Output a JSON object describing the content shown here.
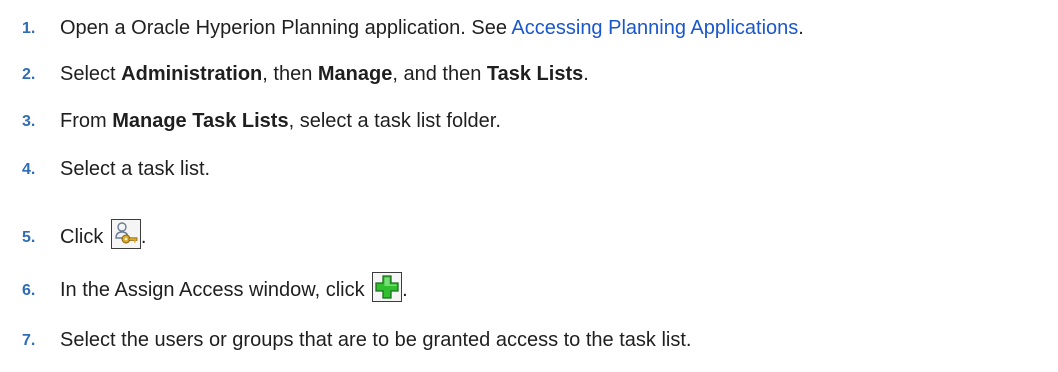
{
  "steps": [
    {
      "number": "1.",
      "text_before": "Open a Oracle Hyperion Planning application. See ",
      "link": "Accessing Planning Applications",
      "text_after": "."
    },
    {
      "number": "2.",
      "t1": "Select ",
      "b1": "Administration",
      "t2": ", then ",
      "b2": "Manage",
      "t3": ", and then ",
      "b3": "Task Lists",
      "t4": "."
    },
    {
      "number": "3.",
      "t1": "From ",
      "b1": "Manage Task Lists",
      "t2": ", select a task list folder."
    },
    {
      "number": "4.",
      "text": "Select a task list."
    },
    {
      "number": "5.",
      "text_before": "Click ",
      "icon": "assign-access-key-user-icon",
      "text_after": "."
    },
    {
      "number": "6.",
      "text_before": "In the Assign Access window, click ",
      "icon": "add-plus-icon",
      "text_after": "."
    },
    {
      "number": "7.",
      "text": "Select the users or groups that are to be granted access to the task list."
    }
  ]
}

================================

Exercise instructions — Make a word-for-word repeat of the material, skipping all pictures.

Task solution —
Output a JSON object describing the content shown here.
{
  "steps": [
    {
      "number": "1.",
      "text_before": "Open a Oracle Hyperion Planning application. See ",
      "link": "Accessing Planning Applications",
      "text_after": "."
    },
    {
      "number": "2.",
      "t1": "Select ",
      "b1": "Administration",
      "t2": ", then ",
      "b2": "Manage",
      "t3": ", and then ",
      "b3": "Task Lists",
      "t4": "."
    },
    {
      "number": "3.",
      "t1": "From ",
      "b1": "Manage Task Lists",
      "t2": ", select a task list folder."
    },
    {
      "number": "4.",
      "text": "Select a task list."
    },
    {
      "number": "5.",
      "text_before": "Click ",
      "icon": "assign-access-key-user-icon",
      "text_after": "."
    },
    {
      "number": "6.",
      "text_before": "In the Assign Access window, click ",
      "icon": "add-plus-icon",
      "text_after": "."
    },
    {
      "number": "7.",
      "text": "Select the users or groups that are to be granted access to the task list."
    }
  ]
}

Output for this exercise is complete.